   I have seen this font in use a number of times out in the real world. Most notably on some promotional material from holiday folk artist Johanna Parker, but I also saw it once as far away as New Jersey, near where I grew up. While visiting there on vacation one summer I ran across a sign for corn at Sun High Orchards that used Cousin Beth as the font. It is also used by the Calico Cake Shop in Buena Park CA on some of their signs.

 Johanna Parker’s website

Sign at Sun High Orchards

   Cousin Beth is part of the Jukebox library and is available from Veer in OpenType format.

Thursday, October 9, 2014

Font of the Week #28: Corner Store

Hello! I hope you’ve been having a nice Autumn so far. After a hiatus, I am resuming this blog and starting up again with the Font of the Week feature. This week’s font is “Corner Store”.

Corner Store

   Inspired by a hand-lettered alphabet in a book on sign painting, this font is one of my favorites in the Jukebox library and has been a popular seller. I really  enjoyed creating this one. The design of the font seems to capture all those nostalgic hand-painted windows in old fashioned soda fountains. Hence the name Corner Store.

   Corner Store has several alternate letters included which can add to the variety available for a more hand-lettered look. There are also four ligatures to insure a smooth flow between certain letters. In the newest updated version of the font, these can be substituted automatically with OpenType features.

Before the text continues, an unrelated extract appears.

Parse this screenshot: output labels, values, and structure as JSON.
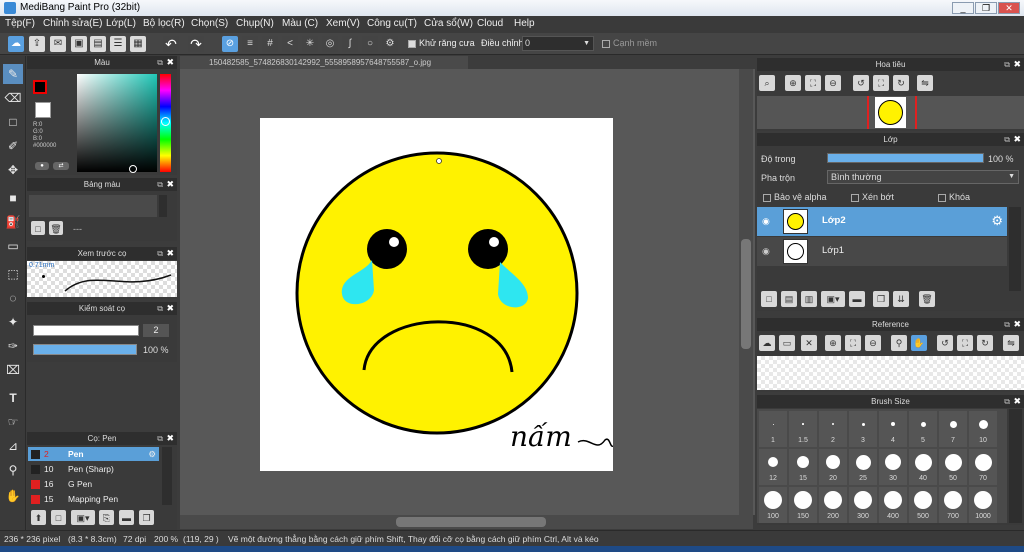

   There is an alternate lowercase “e”, shown below, that drops below the baseline. When substituted for the regular e, it lends a slightly different look to the font. This is particularly useful for large words or headline style type. I always enjoy creating typefaces that have some variety to them and allow the user to get the most design possibilities they can from it.

   I have seen several fun and interesting uses of Corner Store out in the world. It is one of the Jukebox fonts licensed by VistaPrint and can be used via their website to create products. Recently it was used on Dean McDermott’s website, “The Gourmet Dad”. McDermott is husband to Tori Spelling and his website is devoted to his family and cooking with his kids. I discovered this use of the font last year when the website was shown on The Food Network.

   Corner Store is part of the Jukebox library at Veer. It is now in available in OpenType format